least the same security properties” as the messages in those other
RFCs. I didn’t look up what kind of protection existed there.



The interesting routing protocol issue has to do with nesting of
routing algorithms and the needed multipliers in timeouts. It would
appear that pseudo-wires run over a conventional routed infrastructure
and also connect parts of a conventional routed infrastructure. The
spec assumes that failures within the inner routed infrastructure will
heal themselves quickly enough to not be noticed by the pwe3
redundancy protocol (if they are capable of healing at all), and that
pseudo-wire failover (triggered by this inner failure) will happen
quickly enough to not disrupt the routing protocol that is running
over the pseudo-wires.



But that requirement is not explicitly acknowledged in the document,
and it intuitively seems like a significant challenge.



Micro-level issues:



In terminology (section 2), the Primary PW is defined as the one that
will be used when any one will do, and that if it goes down and comes
back the PW will revert to it. But it also defines non-revertive
protection switching as an option where the traffic will not switch
back to the primary unless the secondary fails, and in section 4.1 it
says that non-revertive protection MUST be supported and revertive is
optional.

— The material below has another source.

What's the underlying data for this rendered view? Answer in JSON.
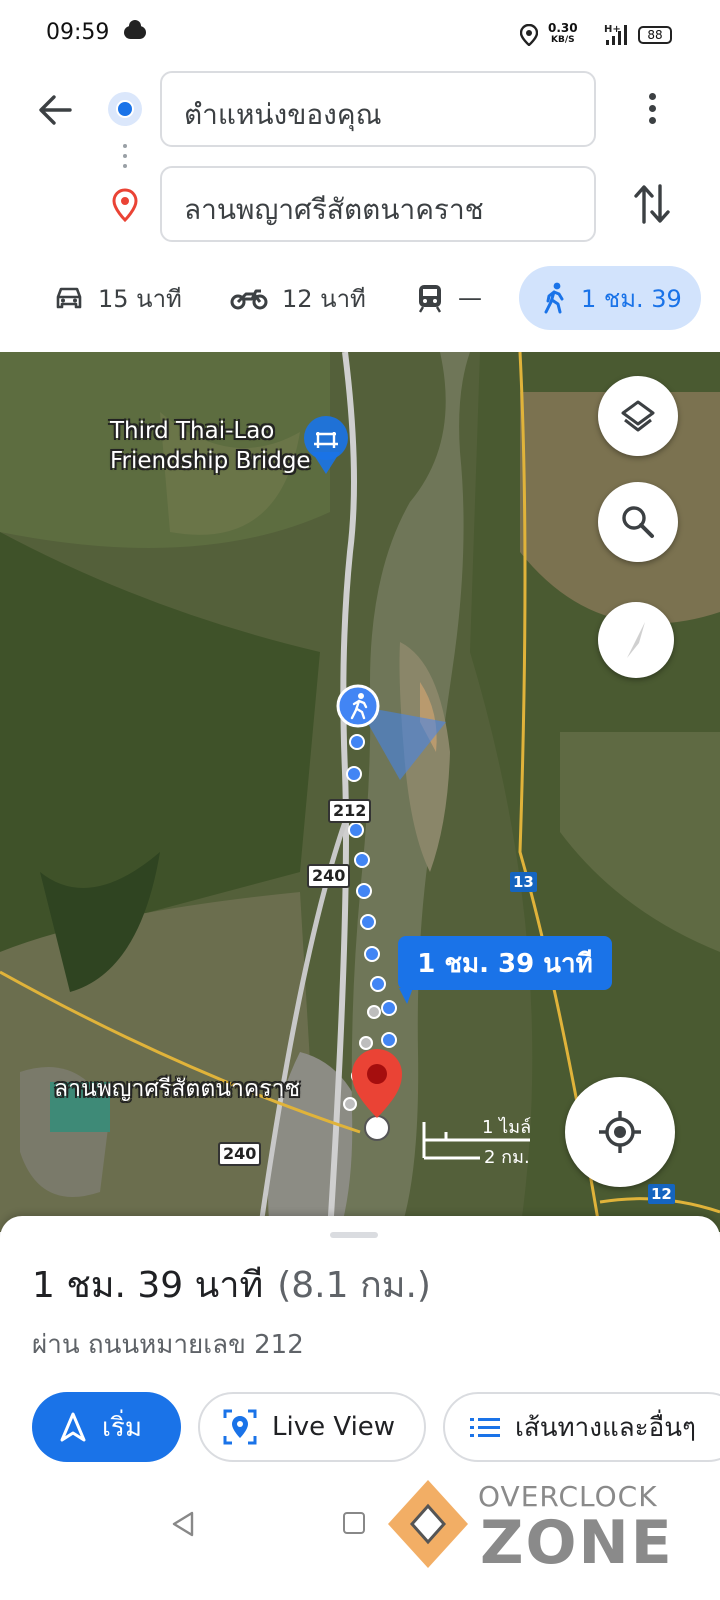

Typos:



Section 4.1:

besupported -> be supported

suported -> supported



Section 4.2:

Orphaned bullet